(PROBLEM TO WORK ON)
Which lines of the data below include the string "subtitle"? Return each of them.

Interface dataset entries:
= = =

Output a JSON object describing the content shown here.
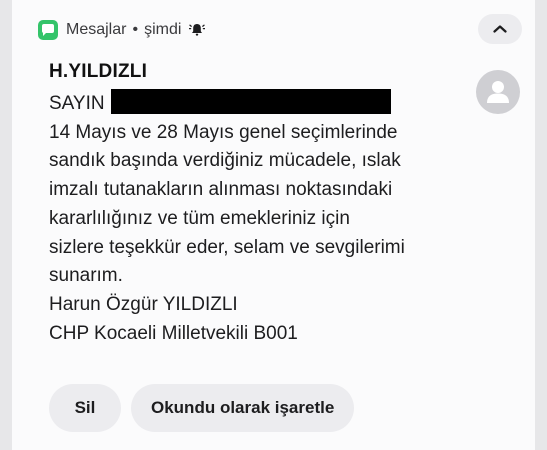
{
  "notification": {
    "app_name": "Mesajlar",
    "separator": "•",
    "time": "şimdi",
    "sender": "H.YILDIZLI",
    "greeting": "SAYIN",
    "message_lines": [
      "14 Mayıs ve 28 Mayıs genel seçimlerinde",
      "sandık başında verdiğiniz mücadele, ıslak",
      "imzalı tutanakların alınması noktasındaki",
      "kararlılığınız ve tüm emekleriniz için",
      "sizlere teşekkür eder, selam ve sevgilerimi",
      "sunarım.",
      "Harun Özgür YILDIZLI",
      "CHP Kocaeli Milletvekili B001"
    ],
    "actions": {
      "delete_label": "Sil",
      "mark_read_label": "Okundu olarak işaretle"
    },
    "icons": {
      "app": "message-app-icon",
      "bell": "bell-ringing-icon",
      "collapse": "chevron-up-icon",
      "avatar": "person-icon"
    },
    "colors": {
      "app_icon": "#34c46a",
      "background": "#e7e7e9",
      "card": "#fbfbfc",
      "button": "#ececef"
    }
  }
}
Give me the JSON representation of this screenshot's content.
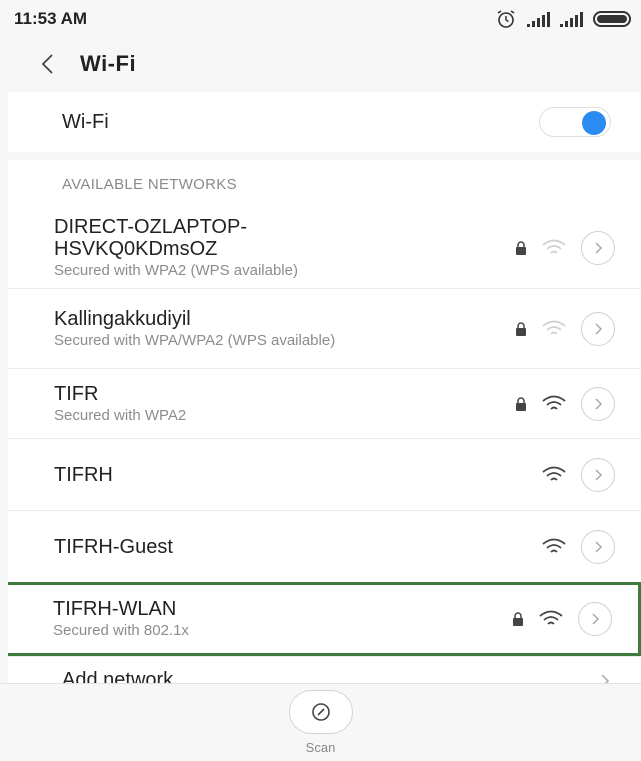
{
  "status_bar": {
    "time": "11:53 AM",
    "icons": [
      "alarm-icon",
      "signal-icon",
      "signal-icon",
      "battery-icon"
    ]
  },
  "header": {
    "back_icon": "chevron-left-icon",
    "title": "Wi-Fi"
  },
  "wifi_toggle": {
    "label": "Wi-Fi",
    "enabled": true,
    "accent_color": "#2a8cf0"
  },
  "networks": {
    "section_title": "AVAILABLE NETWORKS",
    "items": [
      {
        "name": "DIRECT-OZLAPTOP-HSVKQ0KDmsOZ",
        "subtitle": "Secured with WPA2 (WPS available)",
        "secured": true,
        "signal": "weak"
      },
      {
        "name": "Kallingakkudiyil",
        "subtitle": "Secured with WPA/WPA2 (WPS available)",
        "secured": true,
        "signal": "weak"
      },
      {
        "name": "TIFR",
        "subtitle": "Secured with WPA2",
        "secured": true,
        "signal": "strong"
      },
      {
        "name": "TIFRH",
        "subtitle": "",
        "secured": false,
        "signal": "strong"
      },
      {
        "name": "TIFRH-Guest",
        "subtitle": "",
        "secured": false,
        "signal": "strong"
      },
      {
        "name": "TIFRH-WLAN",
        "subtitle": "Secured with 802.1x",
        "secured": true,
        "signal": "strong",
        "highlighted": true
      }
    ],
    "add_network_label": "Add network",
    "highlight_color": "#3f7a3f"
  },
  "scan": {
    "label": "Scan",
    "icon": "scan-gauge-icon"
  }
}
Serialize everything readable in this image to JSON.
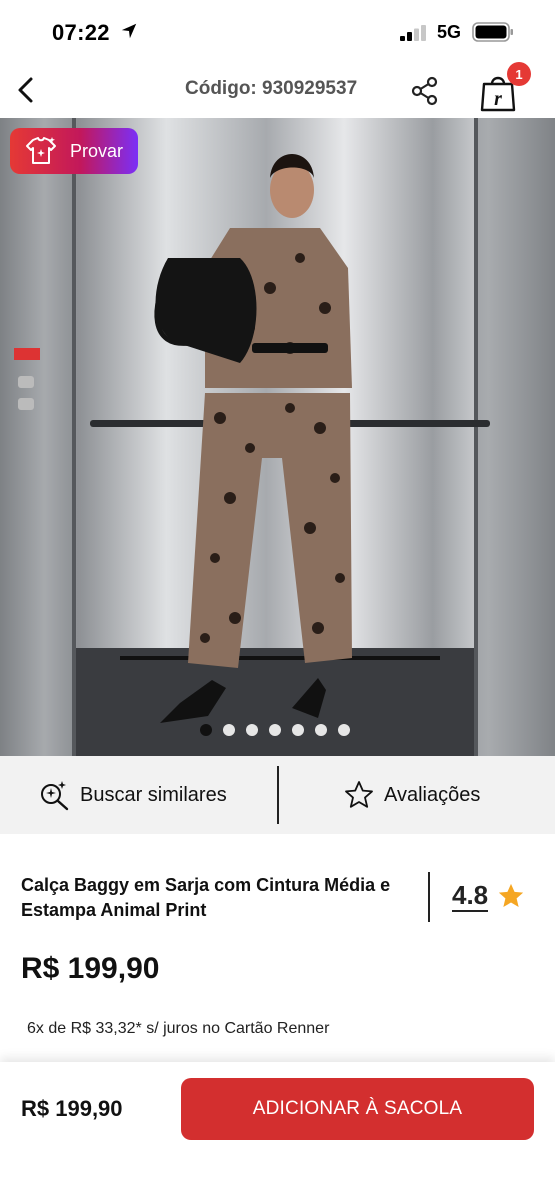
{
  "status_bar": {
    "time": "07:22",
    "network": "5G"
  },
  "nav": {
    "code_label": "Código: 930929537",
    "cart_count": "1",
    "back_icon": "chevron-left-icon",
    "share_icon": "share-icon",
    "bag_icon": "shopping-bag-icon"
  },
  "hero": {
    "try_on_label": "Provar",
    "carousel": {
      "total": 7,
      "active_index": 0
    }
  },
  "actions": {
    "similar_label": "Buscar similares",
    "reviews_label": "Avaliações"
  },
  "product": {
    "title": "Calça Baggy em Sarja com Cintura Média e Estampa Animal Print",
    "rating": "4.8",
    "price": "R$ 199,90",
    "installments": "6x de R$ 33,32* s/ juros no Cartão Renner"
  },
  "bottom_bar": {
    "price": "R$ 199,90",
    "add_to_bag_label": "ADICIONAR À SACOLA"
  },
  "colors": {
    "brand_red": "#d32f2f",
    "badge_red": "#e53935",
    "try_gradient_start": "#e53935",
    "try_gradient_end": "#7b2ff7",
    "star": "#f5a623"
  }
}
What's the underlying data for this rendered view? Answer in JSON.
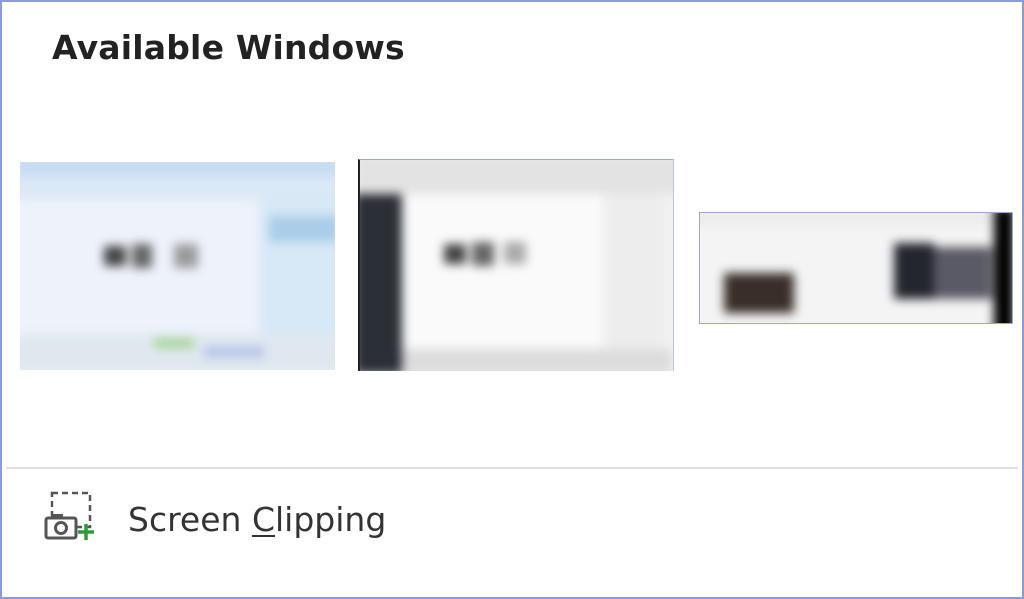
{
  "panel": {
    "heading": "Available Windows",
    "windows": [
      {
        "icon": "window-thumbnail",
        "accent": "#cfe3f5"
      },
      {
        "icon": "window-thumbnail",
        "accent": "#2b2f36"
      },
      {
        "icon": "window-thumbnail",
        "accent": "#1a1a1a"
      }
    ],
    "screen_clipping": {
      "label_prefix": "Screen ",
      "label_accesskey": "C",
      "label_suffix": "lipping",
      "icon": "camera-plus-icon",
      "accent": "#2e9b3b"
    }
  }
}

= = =

(RESULT OF THE TASK)
        "subtitle": "Secured with WPA2 (WPS available)",
        "subtitle": "Secured with WPA/WPA2 (WPS available)",
        "subtitle": "Secured with WPA2",
        "subtitle": "",
        "subtitle": "",
        "subtitle": "Secured with 802.1x",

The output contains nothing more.